Sunday, November 27, 2011

Kava Kava

Scientific name: Piper methysticum

Other names: 'awa,'ava, kawa, kew, yagona, sakau, tonga


Kava is a tall evergreen shrub in the pepper family that grows in the South Pacific islands and some parts of Micronesia and Australia. It has stout rhizomes, fleshy stems and big leaves shaped like hearts. The roots of the plant has been used for thousands of years as a folk remedy and as a beverage. It has sedative properties and is drank to relax without disrupting mental clarity.

Parts used:

The root is the part of the plant used medicinally. Traditionally, it is prepared by either chewing, or made into a beverage by grinding or pounding the roots then combined with a small amount of  cold water and consumed as quickly as possible.

Medicinal Properties and Uses:

The main active components in kava root are called kavalactones. It has been found to affect the levels of specific neurotransmitters like dopamine, norepinephrine and gamma aminobutyric acid (GABA). It is a bitter, pungent herb that has anesthetic properties, diuretic effect as well as herbal aphrodisiac properties.

Kava is an effective folk remedy for back pain, anxiety and insomnia as it relaxes the muscles and calms the nerves.

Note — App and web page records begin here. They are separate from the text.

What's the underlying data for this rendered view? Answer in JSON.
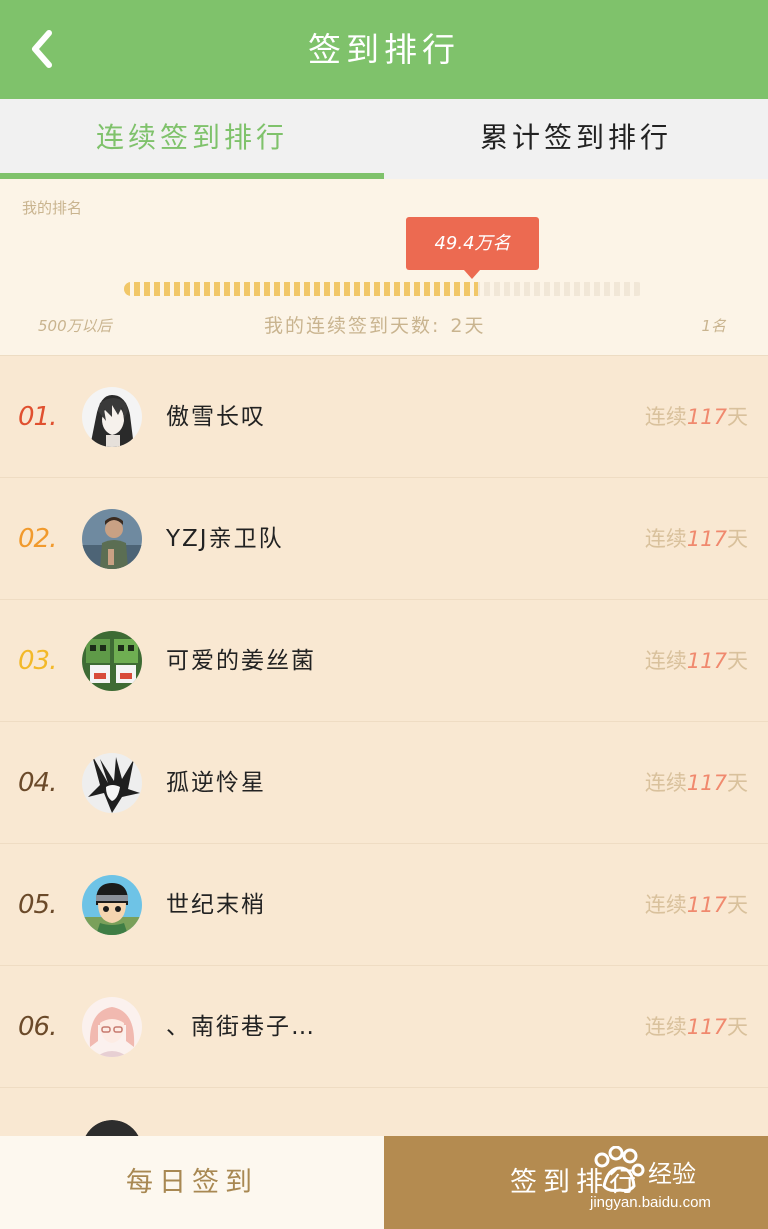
{
  "header": {
    "title": "签到排行"
  },
  "tabs": [
    {
      "label": "连续签到排行",
      "active": true
    },
    {
      "label": "累计签到排行",
      "active": false
    }
  ],
  "my_rank": {
    "label": "我的排名",
    "bubble": "49.4万名",
    "progress_fraction": 0.68,
    "scale_left": "500万以后",
    "days_label": "我的连续签到天数:",
    "days_value": "2天",
    "scale_right": "1名"
  },
  "ranking": [
    {
      "rank": "01.",
      "rank_color": "#e0502f",
      "name": "傲雪长叹",
      "streak_prefix": "连续",
      "streak_num": "117",
      "streak_suffix": "天",
      "avatar": "anime-sketch"
    },
    {
      "rank": "02.",
      "rank_color": "#f19a2d",
      "name": "YZJ亲卫队",
      "streak_prefix": "连续",
      "streak_num": "117",
      "streak_suffix": "天",
      "avatar": "man-photo"
    },
    {
      "rank": "03.",
      "rank_color": "#f3b929",
      "name": "可爱的姜丝菌",
      "streak_prefix": "连续",
      "streak_num": "117",
      "streak_suffix": "天",
      "avatar": "pixel-creepers"
    },
    {
      "rank": "04.",
      "rank_color": "#6b4a2a",
      "name": "孤逆怜星",
      "streak_prefix": "连续",
      "streak_num": "117",
      "streak_suffix": "天",
      "avatar": "anime-sketch-2"
    },
    {
      "rank": "05.",
      "rank_color": "#6b4a2a",
      "name": "世纪末梢",
      "streak_prefix": "连续",
      "streak_num": "117",
      "streak_suffix": "天",
      "avatar": "anime-ninja"
    },
    {
      "rank": "06.",
      "rank_color": "#6b4a2a",
      "name": "、南街巷子…",
      "streak_prefix": "连续",
      "streak_num": "117",
      "streak_suffix": "天",
      "avatar": "anime-girl"
    }
  ],
  "bottom": {
    "left_label": "每日签到",
    "right_label": "签到排行"
  },
  "watermark": {
    "brand": "经验",
    "url": "jingyan.baidu.com"
  },
  "colors": {
    "header_green": "#7fc26b",
    "bubble_red": "#ec6a51",
    "bottom_brown": "#b48b50",
    "list_bg": "#f9e8d2"
  }
}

* It also enhances mental alertness and concentration

* It fights mouth ulcers

In folk medicine it also used for gout, rheumatism and arthritis.

Kava if effective for both acute and chronic gonorrhea, vaginitis, syphilis and other genito-urinary infections.

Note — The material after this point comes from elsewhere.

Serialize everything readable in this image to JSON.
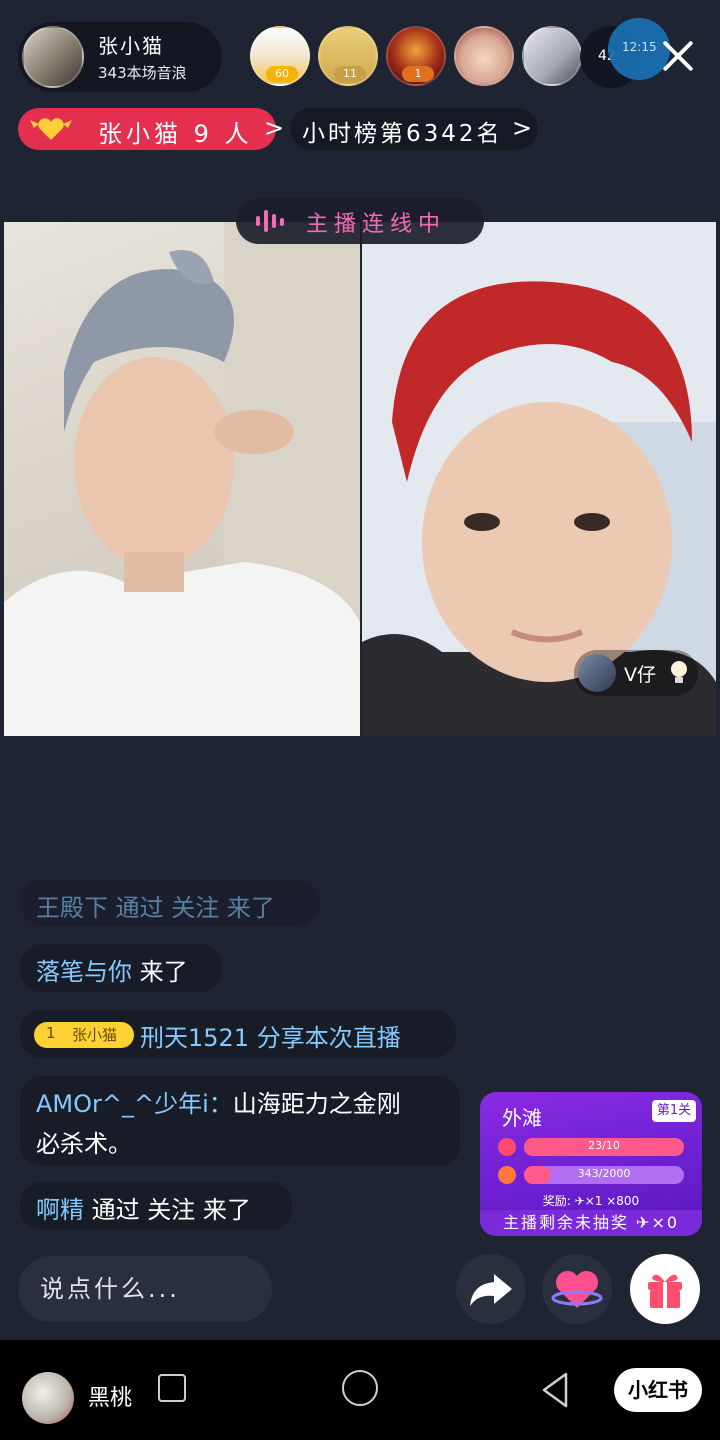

It is applied externally for ringworm and athlete’s foot.

Precautions and Side effects:

Consult your doctor before taking kava.  You should not take kava if you are pregnant or breastfeeding a baby. Avoid drinking alcohol while taking kava. The use of kava may cause Liver Toxicity. Do NOT start a new medication without telling your doctor.